Often, thanks to proximity, HR teams feel like they have the best pulse on how their in-office employees are doing. Still, it doesn’t hurt to regularly ask their opinion on how you can improve the in-office experience. This can be as simple as adding questions to your existing employee satisfaction survey about snack selection, office technology, and office design. You might be surprised to learn your employees want more healthy food options or more alternative workspaces so they can step away from their desks.   

While it’s often easier to meet new people in the office, it’s also easy to get caught in your team or department bubble. Planning in-office activities can let your employees meet new coworkers and develop their existing relationships. Think of creative ways to get them involved, like office food or clothing drives, movie or game nights, ping pong tournaments, or happy hours – just be sure you’re hosting a variety of inclusive events and following proper social distancing measures. These events can give employees something to look forward to and let them get to know their colleagues better outside of a work setting.

Hybrid employees

To some people, this arrangement might seem like the best of both worlds, but alternating between home and the office can be mentally taxing in its own way. Wherever they’re working on any given day, an employee should feel connected to and supported by your organization. 

To help ensure they feel a sense of belonging at work, start by making sure it’s easy for them to find a place to work when they’re in the office. If you aren’t able to give them a designated desk, try to find a space they can use near the rest of the team so they don’t feel cut off. Or, if you use a hot-desking system, be sure to reserve them a spot on days they come into the office.  

You can also support your hybrid (and remote) employees by having enough conference and call rooms. When employees work from home, they often miss out on casual desk-side conversations and can easily be left out of the loop when plans change. Ensuring your company has enough private areas where in-office employees can call or video chat remote employees and get them caught up can help bridge those communication gaps and keep everyone on the same page. 

How to accommodate all employees

Regardless of whether your employees are remote, in-office, or a mix of both, there are a few overarching ways you can ensure everyone has a great experience working for your company: 

  1. Cascading goals: Having employees’ individual goals tie-back to larger organizational goals lets your workers know exactly how their day-to-day contributions help the business stay on track. 
  2. Collaboration and communication tools: Having the right technology in place so everyone can do their jobs, track project progress, and collaborate are key to organizational and team success. 
  3. Security and IT: Ensuring you have strong IT and security measures in place will allow employees to get the tech support they need and keep your corporate secrets safe.
  4. Communication: Prioritizing communication and hosting regular all-hands meetings ensures all your employees are aligned and up-to-date on company news. 

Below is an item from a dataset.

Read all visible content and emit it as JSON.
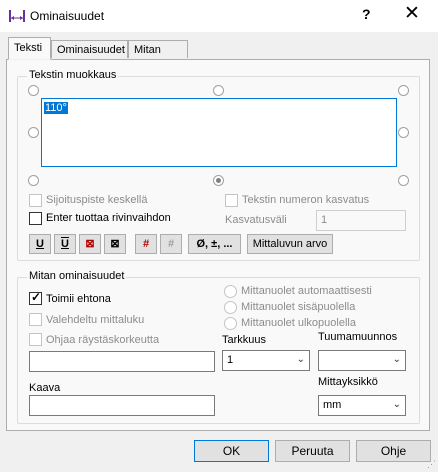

When figuring out how to best serve your hybrid workforce, it’s important to segment it and figure out how you can best serve different types of employees. Looking at your employees by work location is just one way you learn more about their needs. You might also want to look at employee experience data by employee demographics, such as age, parental status, tenure, or seniority, to figure out those groups’ unique needs and how you can improve their experience working at your company.

While there’s no one-size-fits-all in employee experience, Culture Amp makes surveying your team and analyzing employee feedback easy. So you can spend more time catering to your employees’ needs and optimizing your workplace experience.


Want more tips from people leaders?

Download our ebook to help you prepare for the future of work

download the ebook here